Active Duty and Veteran Suicide Rate Increases. Are You At Risk?
Despite highly touted efforts to curb the suicide rate among active-duty service members and veterans, suicides remain high and the mental health watchdog Citizens Commission on Human Rights International (CCHR) says the Armed Forces and Veterans Affairs need to fully investigate the role of prescription psychotropic drugs in these suicides. We reported on this issue months ago and it continues to be a problem.
CCHR says an investigation of this link should not be limited to those committing suicide by drug overdose but also determine whether those killing themselves by gunshot, hanging or by other methods were taking or withdrawing from psychotropic drugs at the time. It should be a focal part of the Veterans Affairs commitment of more than $186 million in 2018 to prevent suicide, CCHR adds.
Earlier this year, the Pentagon reported that 265 active-duty service members killed themselves in 2015, continuing a trend of unusually high suicide rates that have plagued the U.S. military for at least seven years. The number of suicides among troops was 145 in 2001 and began a steady increase until more than doubling to 321 in 2012.
Suicide—not combat—is the leading killer of U.S. troops deployed to the Middle East to fight Islamic State militants, the Pentagon statistics showed.
But according to CCHR and experts working with it, there are serious concerns about the relationship between military/veteran suicides and the increase of psychotropic drug prescriptions. According to Dr. Bart Billings, a retired Colonel and Medical Service Corps Officer in the U.S. Army, a surge of prescriptions since 2005 “coincides with the gradual increase, to this day, of suicides in the military. I feel there’s a direct relationship,” Billings told CNS News.
In 2014, CCHR presented evidence of this to the U.S. Senate’s Veteran Affairs Committee calling, then, for an inquiry into the potential violence- and suicide-inducing effects of prescribed psychiatric drugs.
The situation has not changed, with it being reported in March this year that the Defense Suicide Prevention Office says that most who die by suicide in the military are younger than 30. About 68 percent die by the use of firearms, and almost 25 percent by hanging.

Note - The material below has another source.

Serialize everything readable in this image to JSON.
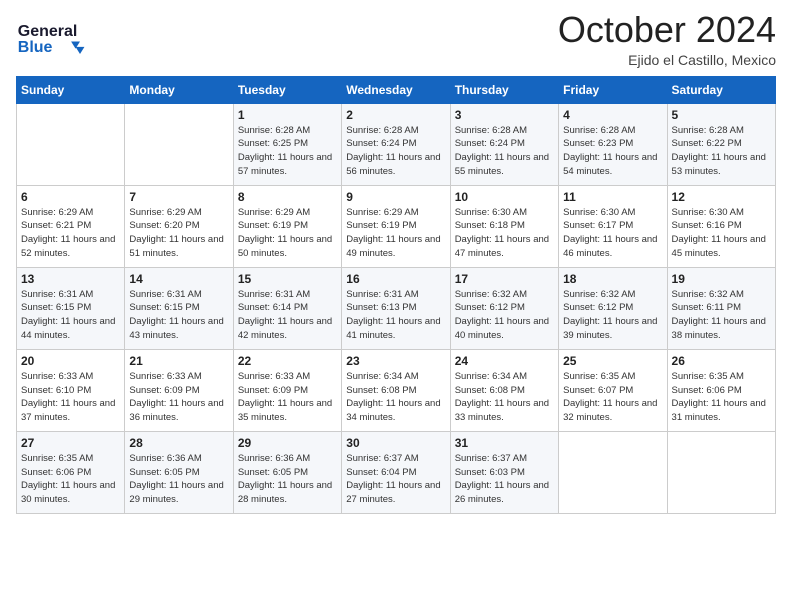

In October 2016, The Pharmaceutical Journal reported that even healthy adults who are taking certain antidepressants have a higher risk of suicidal thoughts and violent behavior, according to the results of a systematic review. “While it is now generally accepted that antidepressants increase the risk of suicide and violence in children and adolescents (although many psychiatrists still deny this), most people believe that these drugs are not dangerous for adults. This is a potentially lethal misconception,” warned the researchers, based at the Nordic Cochrane Centre and the University of Copenhagen in Denmark.
On May 25, 2017, Rep. Mike Coffman (R-CO-6) introduced H.R.2652, the Veteran Overmedication Prevention Act of 2017 into Congress. This calls for a thorough and independent review of all suicides, violent deaths, and accidental deaths during a five-year period among veterans who received treatment furnished by the Department of Veteran Affairs during the five years leading up to their deaths. The review would be done by the National Academies of Science, Engineering, and Medicine under an agreement with the VA.
CCHR encourages anyone whose family member is in the military, or who is a veteran, to consult a medical doctor if there are concerns about psychotropic prescription practices and also report any abuse to CCHR. As a nonprofit, CCHR relies on memberships and donations to carry out its mission and actions to educate others about psychotropic drug use. It produced a public benefit documentary for the Armed Forces, veterans and families, The Hidden Enemy.